Cuba Gooding Jr. (left) is another big acting talent wasted in this stiffly patriotic tribute to US war dead.
photo: Courtesy Saturn Entertainment
Running time: 183 minutes
Starring: Ben Affleck, Josh Hartnett, Kate Beckinsale
Playing in Bratislava at: Istropolis cinema
Rating: 4 out of 10
Pearl Harbor is a tacky succession of love scenes interlarded with the glossiest war footage hundreds of millions of dollars can produce. I wanted to hate this movie for its cornball lines and plot and computer-generated effects, and was irritated with myself when I felt it tingling my spine and getting me in the gut. The action is not realistic and the emotion is not convincing, but the allure of train station partings and dogfights over the ocean, and the power of an attack that saw 3,000 die, many drowned in sunken battleships, was enough, at times, to entertain.
The film opens with two boys with the apple-pie-and-baseball names Rafe McCawley and Danny Walker tinkering with a crop-duster. When Danny's dad catches them and slaps Danny, Rafe shouts at him that he is a dirty German. The man swallows hard and gazes out over the amber waves of grain. "I fought the Germans in World War I," he says. "I saw things I hope you boys never see."
Alas, dad's grave words go unheeded, and the boys become hot-shot pilots with the U.S. on the verge of World War II. Rafe (Ben Affleck) is so cocky he volunteers to join a squadron of foreigners fighting in the Battle of Britain. Danny (Josh Hartnett) is heartbroken, as is Evelyn (Kate Beckinsale), a nurse who met Rafe a month before in a bit of slapstick romance involving her giving him a shot in his naked rump and his fainting.
Rafe writes that "England is cold... but I stay warm thinking of you." Evelyn responds from Pearl Harbor, Hawaii, "Every day I try to draw the last heat from the sunset and send it to you." But Rafe goes down in the Atlantic, and by the time he makes it back to Hawaii to tell Evelyn he is alive, she and Danny have already exchanged their own romance-novel lines. Now Evelyn loves Danny, and Rafe hates Danny.

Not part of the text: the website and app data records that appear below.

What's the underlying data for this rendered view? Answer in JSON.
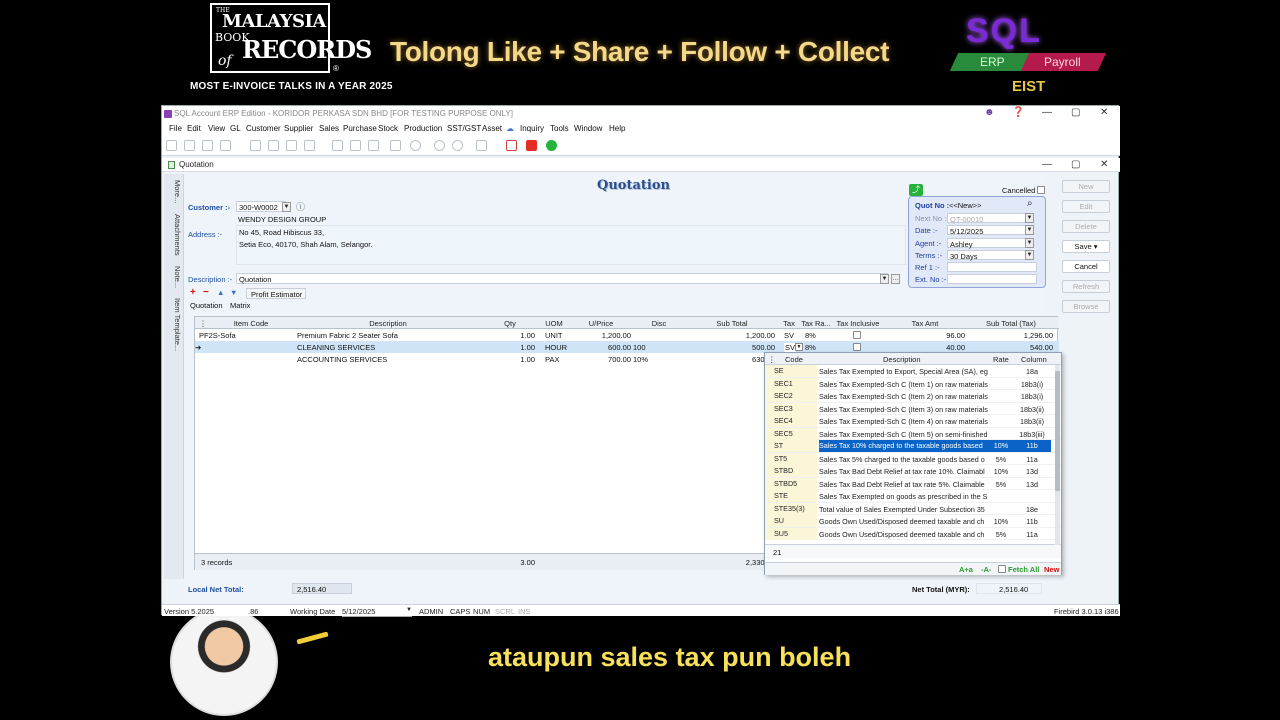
{
  "overlay": {
    "logo_top": "THE",
    "logo_malaysia": "MALAYSIA",
    "logo_book": "BOOK",
    "logo_of": "of",
    "logo_records": "RECORDS",
    "registered": "®",
    "talks": "MOST E-INVOICE TALKS IN A YEAR 2025",
    "headline": "Tolong Like + Share + Follow + Collect",
    "sql": "SQL",
    "erp": "ERP",
    "payroll": "Payroll",
    "eist": "EIST",
    "subtitle": "ataupun sales tax pun boleh"
  },
  "window": {
    "title": "SQL Account ERP Edition - KORIDOR PERKASA SDN BHD [FOR TESTING PURPOSE ONLY]",
    "minimize": "—",
    "maximize": "▢",
    "close": "✕"
  },
  "menu": [
    "File",
    "Edit",
    "View",
    "GL",
    "Customer",
    "Supplier",
    "Sales",
    "Purchase",
    "Stock",
    "Production",
    "SST/GST",
    "Asset",
    "Inquiry",
    "Tools",
    "Window",
    "Help"
  ],
  "doc": {
    "window_title": "Quotation",
    "side_tabs": [
      "More...",
      "Attachments",
      "Note...",
      "Item Template..."
    ],
    "title": "Quotation",
    "customer_label": "Customer :-",
    "customer_code": "300-W0002",
    "customer_name": "WENDY DESIGN GROUP",
    "address_label": "Address :-",
    "address_line1": "No 45, Road Hibiscus 33,",
    "address_line2": "Setia Eco, 40170, Shah Alam, Selangor.",
    "description_label": "Description :-",
    "description_value": "Quotation",
    "cancelled_label": "Cancelled",
    "profit_estimator": "Profit Estimator",
    "tab_quotation": "Quotation",
    "tab_matrix": "Matrix"
  },
  "quot": {
    "quot_no_label": "Quot No :",
    "quot_no_value": "<<New>>",
    "next_no_label": "Next No :-",
    "next_no_value": "QT-00010",
    "date_label": "Date :-",
    "date_value": "5/12/2025",
    "agent_label": "Agent :-",
    "agent_value": "Ashley",
    "terms_label": "Terms :-",
    "terms_value": "30 Days",
    "ref1_label": "Ref 1 :-",
    "extno_label": "Ext. No :-"
  },
  "actions": {
    "new": "New",
    "edit": "Edit",
    "delete": "Delete",
    "save": "Save",
    "cancel": "Cancel",
    "refresh": "Refresh",
    "browse": "Browse"
  },
  "grid": {
    "headers": [
      "Item Code",
      "Description",
      "Qty",
      "UOM",
      "U/Price",
      "Disc",
      "Sub Total",
      "Tax",
      "Tax Ra...",
      "Tax Inclusive",
      "Tax Amt",
      "Sub Total (Tax)"
    ],
    "rows": [
      {
        "code": "PF2S-Sofa",
        "desc": "Premium Fabric 2 Seater Sofa",
        "qty": "1.00",
        "uom": "UNIT",
        "price": "1,200.00",
        "disc": "",
        "subtotal": "1,200.00",
        "tax": "SV",
        "rate": "8%",
        "taxamt": "96.00",
        "subtax": "1,296.00"
      },
      {
        "code": "",
        "desc": "CLEANING SERVICES",
        "qty": "1.00",
        "uom": "HOUR",
        "price": "600.00",
        "disc": "100",
        "subtotal": "500.00",
        "tax": "SV",
        "rate": "8%",
        "taxamt": "40.00",
        "subtax": "540.00"
      },
      {
        "code": "",
        "desc": "ACCOUNTING SERVICES",
        "qty": "1.00",
        "uom": "PAX",
        "price": "700.00",
        "disc": "10%",
        "subtotal": "630.00",
        "tax": "",
        "rate": "",
        "taxamt": "",
        "subtax": ""
      }
    ],
    "records": "3 records",
    "total_qty": "3.00",
    "total_subtotal": "2,330.00"
  },
  "totals": {
    "local_label": "Local Net Total:",
    "local_value": "2,516.40",
    "net_label": "Net Total (MYR):",
    "net_value": "2,516.40"
  },
  "tax_popup": {
    "headers": [
      "Code",
      "Description",
      "Rate",
      "Column"
    ],
    "rows": [
      {
        "code": "SE",
        "desc": "Sales Tax Exempted to Export, Special Area (SA), eg",
        "rate": "",
        "col": "18a"
      },
      {
        "code": "SEC1",
        "desc": "Sales Tax Exempted-Sch C (Item 1) on raw materials",
        "rate": "",
        "col": "18b3(i)"
      },
      {
        "code": "SEC2",
        "desc": "Sales Tax Exempted-Sch C (Item 2) on raw materials",
        "rate": "",
        "col": "18b3(i)"
      },
      {
        "code": "SEC3",
        "desc": "Sales Tax Exempted-Sch C (Item 3) on raw materials",
        "rate": "",
        "col": "18b3(ii)"
      },
      {
        "code": "SEC4",
        "desc": "Sales Tax Exempted-Sch C (Item 4) on raw materials",
        "rate": "",
        "col": "18b3(ii)"
      },
      {
        "code": "SEC5",
        "desc": "Sales Tax Exempted-Sch C (Item 5) on semi-finished",
        "rate": "",
        "col": "18b3(iii)"
      },
      {
        "code": "ST",
        "desc": "Sales Tax 10% charged to the taxable goods based",
        "rate": "10%",
        "col": "11b"
      },
      {
        "code": "ST5",
        "desc": "Sales Tax 5% charged to the taxable goods based o",
        "rate": "5%",
        "col": "11a"
      },
      {
        "code": "STBD",
        "desc": "Sales Tax Bad Debt Relief at tax rate 10%. Claimabl",
        "rate": "10%",
        "col": "13d"
      },
      {
        "code": "STBD5",
        "desc": "Sales Tax Bad Debt Relief at tax rate 5%. Claimable",
        "rate": "5%",
        "col": "13d"
      },
      {
        "code": "STE",
        "desc": "Sales Tax Exempted on goods as prescribed in the S",
        "rate": "",
        "col": ""
      },
      {
        "code": "STE35(3)",
        "desc": "Total value of Sales Exempted Under Subsection 35",
        "rate": "",
        "col": "18e"
      },
      {
        "code": "SU",
        "desc": "Goods Own Used/Disposed deemed taxable and ch",
        "rate": "10%",
        "col": "11b"
      },
      {
        "code": "SU5",
        "desc": "Goods Own Used/Disposed deemed taxable and ch",
        "rate": "5%",
        "col": "11a"
      }
    ],
    "count": "21",
    "font_up": "A+a",
    "font_down": "-A-",
    "fetch_all": "Fetch All",
    "new": "New"
  },
  "status": {
    "version": "Version 5.2025",
    "version_tail": ".86",
    "working_date_label": "Working Date",
    "working_date_value": "5/12/2025",
    "admin": "ADMIN",
    "caps": "CAPS",
    "num": "NUM",
    "scrl": "SCRL",
    "ins": "INS",
    "db": "Firebird 3.0.13 i386"
  },
  "colors": {
    "accent_blue": "#1f4f9f",
    "popup_highlight": "#0a64c8",
    "new_red": "#d01010",
    "fetch_green": "#2a9a2a"
  }
}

The surprise Japanese attack on Pearl Harbor looms. The Japanese and American military brass seem to know we are listening, and want to ensure the script's foreshadowing hits its mark. Japanese officer to higher-up: "We have completed our training for the super secret Japanese attack on Pearl Harbor." American strategist to general: "I have a crazy hunch the Japanese are planning a super secret attack on Pearl Harbor." General: "Pearl Harbor! Why that would devastate our pacific forces!"
Alas, the Japanese do attack Pearl Harbor, and in so doing launch the film's 40-minute centrepiece. But unlike recent films that attained a horrifying accuracy in depicting war (Saving Private Ryan, Thin Red Line), the action here is more like a video game - the sparks and pings of stray bullets are a bit too sharp and the thunder and fire of the bombs too crisp and bright. Yet shots of falling bombs - from fighter hatch to ship hull - are exhilarating. And scenes of nurses performing triage on the dying, shots of men drowning - and knowing well in advance they will drown - are invariably moving.

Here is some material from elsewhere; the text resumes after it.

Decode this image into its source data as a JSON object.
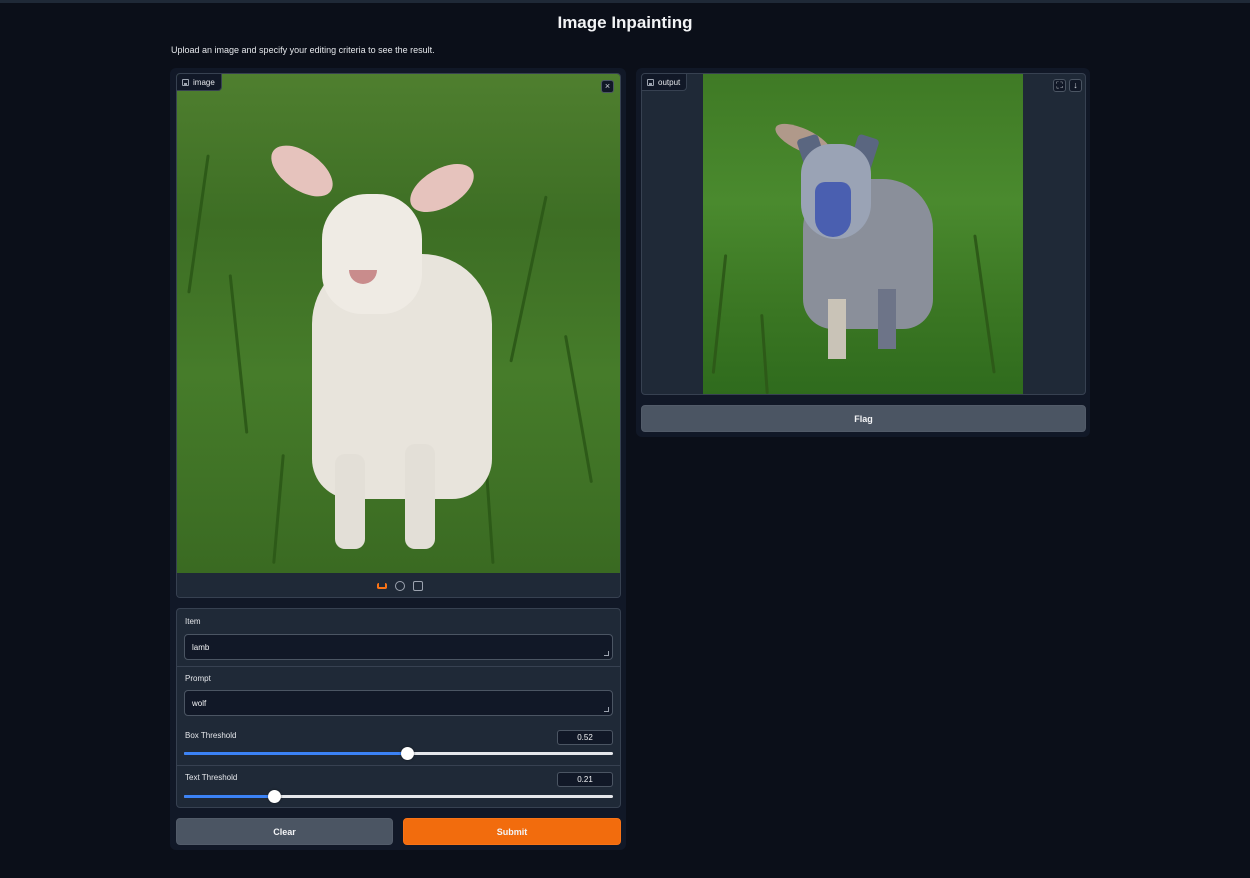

Beckinsdale plays the role of nurse and lover with guts and glamour despite lines such as, "Oh Rafe, I'm gonna give my whole heart to Danny, but I'll never look at a sunset without thinking of you." Affleck's shoulders and spiky hair make for a good soldier-boy look, and Hartnett's farm-boy gape hits the right guilty note in the love triangle scenes.
Heroes following the attack on Pearl Harbor, and with the U.S. and Japan now officially at war, Danny and Rafe are selected for a daredevil attack on Tokyo. Evelyn, secretly pregnant with Danny's child, waits nervously in Hawaii. Will her boys make it back alive? Will they both perish? Or will only one die, and if so, which one?
While the answers didn't matter much to me, I still stuck around to hear them. Pearl Harbor is a sleek, empty film, but if you're a complete sucker for war movies, it has its moments.